The role of Bobby was written with an African-American actor in mind. The producers had a variety of actors reads for the part and Cleavon Little was a finalist for the role. Jeff Conaway was originally in the running to play John Burns (who only lasted for the first season) but asked to try out for the Bobby character. Conaway was the only white actor who read for the role.
Inspired By Real Life
In 1975, “Taxi” creators James L. Brooks and David Davis read an article in New York magazine about a group of New York taxi drivers who worked the night shift. They were inspired by the article called “Night-Shifting for the Hip Fleet” by Mark Jacobson, and the seeds for “Taxi” were planted.
Make-up artists rarely get credit for their miraculous work. On “Taxi,” they made Victor Buono, who played Rev. Jim Ignatowski’s father, Mr. Caldwell, look believable for the role even though he was only 10 months older than actor Christopher Lloyd, who played his son. Likewise, Susan Kellermann convincingly played Latka’s mother Greta despite being only five years older than Andy Kaufman.
Roaming The Neighborhood
Before he developed drug problems in his pre-Taxi days, Jeff Conaway had a small part on the smash hit “The Mary Tyler Moore Show,” another show directed by James Burrows. Judd Hirsch also appeared on “Rhoda,” a “Mary Tyler Moore” spinoff also directed by Burrows. Burrows apparently remembered talent as well as he recognized it.
James Burrows and James L Brooks, along with their group of top-notch writers and producers, were responsible for such iconic shows as “The Mary Tyler Moore Show” and “Rhoda and Phyllis.” The group wanted to expand their repertoire to include “guy shows” which spawned “Taxi” and ultimately “Cheers.”

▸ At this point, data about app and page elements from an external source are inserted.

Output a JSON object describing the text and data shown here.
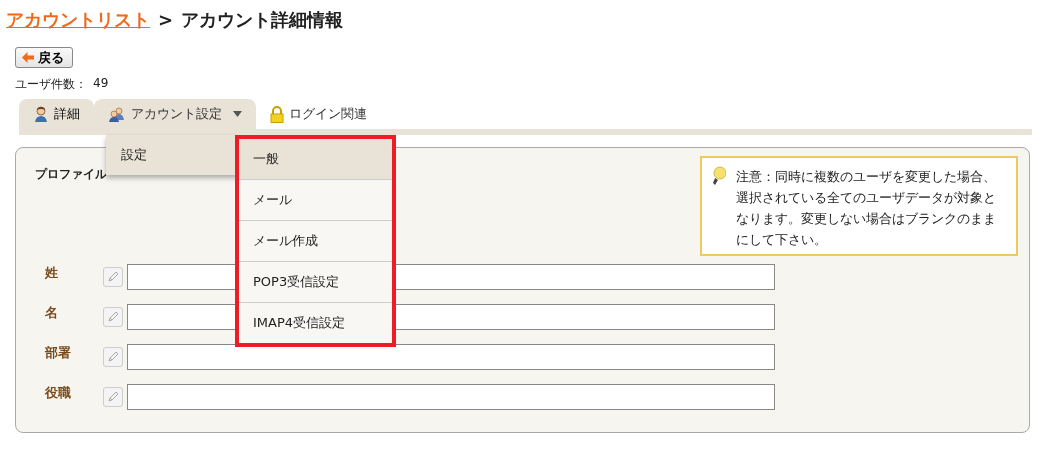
{
  "breadcrumb": {
    "link": "アカウントリスト",
    "separator": ">",
    "current": "アカウント詳細情報"
  },
  "back_button": {
    "label": "戻る"
  },
  "user_count": {
    "label": "ユーザ件数：",
    "value": "49"
  },
  "tabs": [
    {
      "label": "詳細",
      "selected": true,
      "open": false,
      "dropdown": false
    },
    {
      "label": "アカウント設定",
      "selected": false,
      "open": true,
      "dropdown": true
    },
    {
      "label": "ログイン関連",
      "selected": false,
      "open": false,
      "dropdown": false
    }
  ],
  "menu": {
    "items": [
      {
        "label": "設定",
        "selected": true
      }
    ],
    "submenu": {
      "annotated": true,
      "items": [
        {
          "label": "一般",
          "selected": true
        },
        {
          "label": "メール",
          "selected": false
        },
        {
          "label": "メール作成",
          "selected": false
        },
        {
          "label": "POP3受信設定",
          "selected": false
        },
        {
          "label": "IMAP4受信設定",
          "selected": false
        }
      ]
    }
  },
  "panel": {
    "title": "プロファイル",
    "note": "注意：同時に複数のユーザを変更した場合、選択されている全てのユーザデータが対象となります。変更しない場合はブランクのままにして下さい。",
    "fields": [
      {
        "label": "姓"
      },
      {
        "label": "名"
      },
      {
        "label": "部署"
      },
      {
        "label": "役職"
      }
    ]
  }
}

The hit movie Grease helped launch the careers of two “Taxi” stars. Conaway starred in the movie version of Grease, the top grossing film of 1978 and the same year he landed his “Taxi” role. Conaway had also starred as Danny in “Grease on Broadway.” Coincidentally, “Taxi” co-star Marilu Henner starred in Grease as Marty in the original Kingston Mines Chicago production.
Jim Carrey played the real life version of Andy Kaufman in a 1999 movie based on Kaufman’s life and career called Man on the Moon. The offbeat film brought the entire “Taxi” cast back together again as they reconstructed the Kaufman-inspired drama and madness from the original hit TV show.
Carol Kane is well-known for her role as Simka, the eventual wife of Latka, on “Taxi.” But in 1979, concurrent with playing her hysterically funny role on Taxi, Kane starred in the slasher classic When a Stranger Calls, deemed by many as one of the most terrifying movies ever made. And another talented “Taxi” actor, Judd Hirsch, coming up…
Pushing The Limits
In 1980, when “Taxi” was at the peak of its popularity, Judd Hirsch starred in the highly acclaimed movie Ordinary People. A creation of Robert Redford, the heavy-handed family melodrama won the most Academy Awards that year, including Best Picture, although Hirsch’s outstanding performance left him empty-handed.
A TV cast often claims they are like family but apparently that was not the case with “Taxi.” Judd Hirsch has publicly stated more than once that the entire “Taxi” cast hated Andy Kaufman. Cindy Williams (Shirley on “Laverne and Shirley”) apparently disagreed; she dated Andy Kaufman for a long time while he worked on “Taxi.”